Market Manipulation Departments: Also in the realm of secrecy, almost all governments have departments funded by taxpayers for the manipulation of supposedly free markets. In the US, this work in centered in the Exchange Stabilization Fund of the US Treasury. The actions and trading profits of these departments are almost invariably hidden from public scrutiny. Which markets they manipulate and when they do so is rarely revealed, offering ample opportunity for abuse in terms of cementing the personal power of entrenched politicians and the advantage of favored constituencies.
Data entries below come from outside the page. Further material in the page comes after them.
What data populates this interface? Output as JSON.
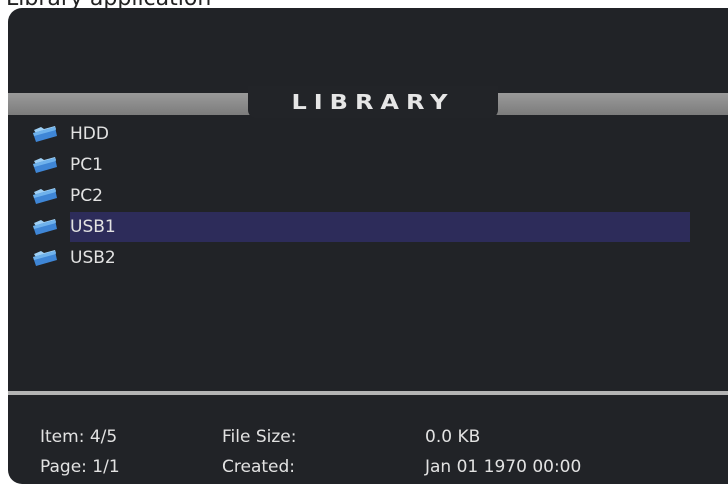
{
  "top_caption": "Library application",
  "header": {
    "title": "LIBRARY"
  },
  "list": {
    "items": [
      {
        "label": "HDD",
        "icon": "folder-icon"
      },
      {
        "label": "PC1",
        "icon": "folder-icon"
      },
      {
        "label": "PC2",
        "icon": "folder-icon"
      },
      {
        "label": "USB1",
        "icon": "folder-icon",
        "selected": true
      },
      {
        "label": "USB2",
        "icon": "folder-icon"
      }
    ],
    "selected_index": 3
  },
  "info": {
    "item_text": "Item: 4/5",
    "page_text": "Page: 1/1",
    "file_size_label": "File Size:",
    "file_size_value": "0.0 KB",
    "created_label": "Created:",
    "created_value": "Jan 01 1970 00:00"
  },
  "colors": {
    "background": "#212327",
    "title_bar": "#8a8a8a",
    "selection": "#2d2c5a",
    "text": "#e2e2e2",
    "folder_icon": "#3f86d6"
  }
}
The Tax Avoidance Game: Large and complex taxation regimes lead to businesses and individuals putting great effort into avoiding taxes. Rather than deploying resources in the most logical and productive way, many make decisions based on tax consequences instead. Entire industries exist to help them find loopholes, tax advantages, tax deferrals, off-shore tax havens, and strategies and tactics whose legality is sometimes questionable at best. Businesses and individuals struggle through a blizzard of tax forms, regulations, and audits to pay as little as possible in taxes rather than spending their precious time and resources on productive and life-enhancing activities. Huge government bureaucracies exist solely to collect, interpret, and enforce large and ever-growing tax codes, often now assisted by national spy agencies and law enforcement agencies who are “following the money” and can provide mountains of information about the financial behaviors of the populace.
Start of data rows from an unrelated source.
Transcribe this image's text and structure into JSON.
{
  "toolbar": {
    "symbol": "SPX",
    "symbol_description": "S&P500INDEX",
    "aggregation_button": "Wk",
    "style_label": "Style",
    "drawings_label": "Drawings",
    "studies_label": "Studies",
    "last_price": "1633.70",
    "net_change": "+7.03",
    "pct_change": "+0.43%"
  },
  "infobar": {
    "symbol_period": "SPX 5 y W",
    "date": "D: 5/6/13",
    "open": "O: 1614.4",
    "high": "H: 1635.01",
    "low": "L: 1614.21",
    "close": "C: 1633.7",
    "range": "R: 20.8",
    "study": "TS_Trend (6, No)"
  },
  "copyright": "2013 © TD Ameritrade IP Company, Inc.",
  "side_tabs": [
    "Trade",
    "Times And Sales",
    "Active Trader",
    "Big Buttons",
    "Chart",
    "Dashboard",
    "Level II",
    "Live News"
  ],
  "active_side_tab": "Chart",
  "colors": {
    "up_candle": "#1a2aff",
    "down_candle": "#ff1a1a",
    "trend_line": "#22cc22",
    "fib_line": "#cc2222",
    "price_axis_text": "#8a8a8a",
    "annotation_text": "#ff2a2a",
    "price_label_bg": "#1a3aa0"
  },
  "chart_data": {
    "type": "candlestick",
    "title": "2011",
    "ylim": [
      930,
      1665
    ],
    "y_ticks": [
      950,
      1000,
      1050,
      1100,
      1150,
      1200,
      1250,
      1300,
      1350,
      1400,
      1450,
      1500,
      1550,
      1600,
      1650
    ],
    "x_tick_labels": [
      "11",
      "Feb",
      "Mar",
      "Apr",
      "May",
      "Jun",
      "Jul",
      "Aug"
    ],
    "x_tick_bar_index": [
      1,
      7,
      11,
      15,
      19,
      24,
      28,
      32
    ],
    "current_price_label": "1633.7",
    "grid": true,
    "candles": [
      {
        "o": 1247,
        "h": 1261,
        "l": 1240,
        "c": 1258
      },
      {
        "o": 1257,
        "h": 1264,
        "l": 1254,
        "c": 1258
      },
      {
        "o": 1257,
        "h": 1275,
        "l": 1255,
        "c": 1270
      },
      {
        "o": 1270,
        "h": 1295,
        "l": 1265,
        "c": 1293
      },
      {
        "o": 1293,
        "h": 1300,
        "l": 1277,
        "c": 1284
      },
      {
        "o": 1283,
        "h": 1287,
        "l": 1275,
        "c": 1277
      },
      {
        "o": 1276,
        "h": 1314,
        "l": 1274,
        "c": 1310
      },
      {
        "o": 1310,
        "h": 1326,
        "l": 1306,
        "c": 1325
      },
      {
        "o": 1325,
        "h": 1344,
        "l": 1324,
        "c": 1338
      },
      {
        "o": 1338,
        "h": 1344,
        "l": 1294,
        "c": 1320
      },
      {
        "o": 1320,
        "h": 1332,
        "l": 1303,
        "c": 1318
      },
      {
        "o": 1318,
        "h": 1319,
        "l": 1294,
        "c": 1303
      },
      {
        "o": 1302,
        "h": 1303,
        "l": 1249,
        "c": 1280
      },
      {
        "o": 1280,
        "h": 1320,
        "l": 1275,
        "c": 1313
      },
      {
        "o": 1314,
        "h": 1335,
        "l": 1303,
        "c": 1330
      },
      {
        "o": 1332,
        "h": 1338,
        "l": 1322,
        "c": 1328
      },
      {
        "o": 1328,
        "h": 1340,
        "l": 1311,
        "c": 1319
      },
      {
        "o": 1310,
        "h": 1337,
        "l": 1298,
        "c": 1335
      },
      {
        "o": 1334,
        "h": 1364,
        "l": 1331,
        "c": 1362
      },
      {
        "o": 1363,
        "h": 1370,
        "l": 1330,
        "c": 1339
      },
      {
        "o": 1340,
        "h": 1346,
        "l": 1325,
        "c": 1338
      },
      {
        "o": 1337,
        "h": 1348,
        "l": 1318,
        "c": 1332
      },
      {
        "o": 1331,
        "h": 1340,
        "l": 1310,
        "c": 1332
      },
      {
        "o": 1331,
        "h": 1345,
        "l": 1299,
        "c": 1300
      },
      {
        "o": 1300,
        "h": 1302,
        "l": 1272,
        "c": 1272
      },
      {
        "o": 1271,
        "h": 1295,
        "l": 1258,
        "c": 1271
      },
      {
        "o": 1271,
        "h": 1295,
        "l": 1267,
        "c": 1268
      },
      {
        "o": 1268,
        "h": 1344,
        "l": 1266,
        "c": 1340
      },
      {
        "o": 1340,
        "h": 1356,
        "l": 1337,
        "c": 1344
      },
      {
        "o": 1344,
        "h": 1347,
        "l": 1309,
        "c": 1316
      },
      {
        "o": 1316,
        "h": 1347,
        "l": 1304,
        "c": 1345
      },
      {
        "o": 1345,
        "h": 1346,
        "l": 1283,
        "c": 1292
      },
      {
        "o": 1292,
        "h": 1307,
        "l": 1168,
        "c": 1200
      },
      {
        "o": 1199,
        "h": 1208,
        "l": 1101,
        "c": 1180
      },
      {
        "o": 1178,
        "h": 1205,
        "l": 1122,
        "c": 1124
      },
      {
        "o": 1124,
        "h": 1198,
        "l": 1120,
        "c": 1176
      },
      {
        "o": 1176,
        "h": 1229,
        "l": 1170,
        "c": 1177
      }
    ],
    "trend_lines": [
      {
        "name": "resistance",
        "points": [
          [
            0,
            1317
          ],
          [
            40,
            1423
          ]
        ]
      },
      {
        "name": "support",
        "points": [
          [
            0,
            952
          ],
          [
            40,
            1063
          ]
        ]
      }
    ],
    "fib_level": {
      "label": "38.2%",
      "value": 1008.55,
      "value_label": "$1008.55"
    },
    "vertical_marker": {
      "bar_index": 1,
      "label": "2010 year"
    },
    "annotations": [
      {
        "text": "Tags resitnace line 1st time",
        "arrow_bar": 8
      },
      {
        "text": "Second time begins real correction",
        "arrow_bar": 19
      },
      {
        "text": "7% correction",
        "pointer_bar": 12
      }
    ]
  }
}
Taxes that strongly benefit the money creators: In many countries, interest expense on business loans and mortgages is tax deductible. This is a huge incentive for companies and individuals to take on debt, thus super-charging the flow of interest expenses into the hands of those who have large sums of money to lend, especially the money creators, the banks. Just in the US in 2015, from corporate announcements, it is expected that companies will purchase over $1 Trillion of their own company stock from the public market. For many companies, all of this stock buying is funded by new debt. This drives up the stock price of the company and the interest expense is deductible. So rather than investing their money in productive activities, companies deploy vast sums in so-called financial engineering, which is a polite term for gaming the system.
Summary on Taxation: Taken together, taxation–grudgingly accepted by most in part because of its ballyhooed noble aims and inevitability–has been hijacked by a small class of people, government and private, to assure the increasing vastness of their wealth at the expense of the rest of society. It is as though this small group has steeply tilted the economic table in their direction so that they receive a portion of every economic transaction, of every payment for someone’s labor, and of every payment for every product sold in the society. If we are to vanquish financial problems once and for all, taxation as currently practiced must be understood as a major structural unfairness and impediment, and every avenue for its complete elimination must be explored.
But wait. . . There’s more. Here is Part 2.